Data records for software interfaces
--------

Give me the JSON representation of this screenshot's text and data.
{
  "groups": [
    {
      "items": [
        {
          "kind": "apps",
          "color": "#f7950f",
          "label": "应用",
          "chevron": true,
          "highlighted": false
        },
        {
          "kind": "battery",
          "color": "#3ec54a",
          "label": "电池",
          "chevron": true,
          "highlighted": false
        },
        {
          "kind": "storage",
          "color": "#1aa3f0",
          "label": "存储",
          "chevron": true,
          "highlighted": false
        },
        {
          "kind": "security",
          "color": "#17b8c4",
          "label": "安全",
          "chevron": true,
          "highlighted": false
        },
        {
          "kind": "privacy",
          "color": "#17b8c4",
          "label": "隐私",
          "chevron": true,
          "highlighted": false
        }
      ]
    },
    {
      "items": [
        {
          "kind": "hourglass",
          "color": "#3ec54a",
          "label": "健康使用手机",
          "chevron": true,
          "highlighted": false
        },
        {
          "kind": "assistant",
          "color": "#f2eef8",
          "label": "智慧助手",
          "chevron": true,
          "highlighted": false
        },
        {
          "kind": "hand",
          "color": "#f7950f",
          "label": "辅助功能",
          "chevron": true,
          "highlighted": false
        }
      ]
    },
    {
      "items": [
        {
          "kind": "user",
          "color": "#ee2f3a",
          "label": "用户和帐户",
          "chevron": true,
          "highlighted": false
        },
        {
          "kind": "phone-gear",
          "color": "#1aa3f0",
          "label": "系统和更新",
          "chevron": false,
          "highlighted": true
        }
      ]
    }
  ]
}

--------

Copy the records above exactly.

Give me the JSON representation of this screenshot's text and data.
{
  "groups": [
    {
      "items": [
        {
          "kind": "apps",
          "color": "#f7950f",
          "label": "应用",
          "chevron": true,
          "highlighted": false
        },
        {
          "kind": "battery",
          "color": "#3ec54a",
          "label": "电池",
          "chevron": true,
          "highlighted": false
        },
        {
          "kind": "storage",
          "color": "#1aa3f0",
          "label": "存储",
          "chevron": true,
          "highlighted": false
        },
        {
          "kind": "security",
          "color": "#17b8c4",
          "label": "安全",
          "chevron": true,
          "highlighted": false
        },
        {
          "kind": "privacy",
          "color": "#17b8c4",
          "label": "隐私",
          "chevron": true,
          "highlighted": false
        }
      ]
    },
    {
      "items": [
        {
          "kind": "hourglass",
          "color": "#3ec54a",
          "label": "健康使用手机",
          "chevron": true,
          "highlighted": false
        },
        {
          "kind": "assistant",
          "color": "#f2eef8",
          "label": "智慧助手",
          "chevron": true,
          "highlighted": false
        },
        {
          "kind": "hand",
          "color": "#f7950f",
          "label": "辅助功能",
          "chevron": true,
          "highlighted": false
        }
      ]
    },
    {
      "items": [
        {
          "kind": "user",
          "color": "#ee2f3a",
          "label": "用户和帐户",
          "chevron": true,
          "highlighted": false
        },
        {
          "kind": "phone-gear",
          "color": "#1aa3f0",
          "label": "系统和更新",
          "chevron": false,
          "highlighted": true
        }
      ]
    }
  ]
}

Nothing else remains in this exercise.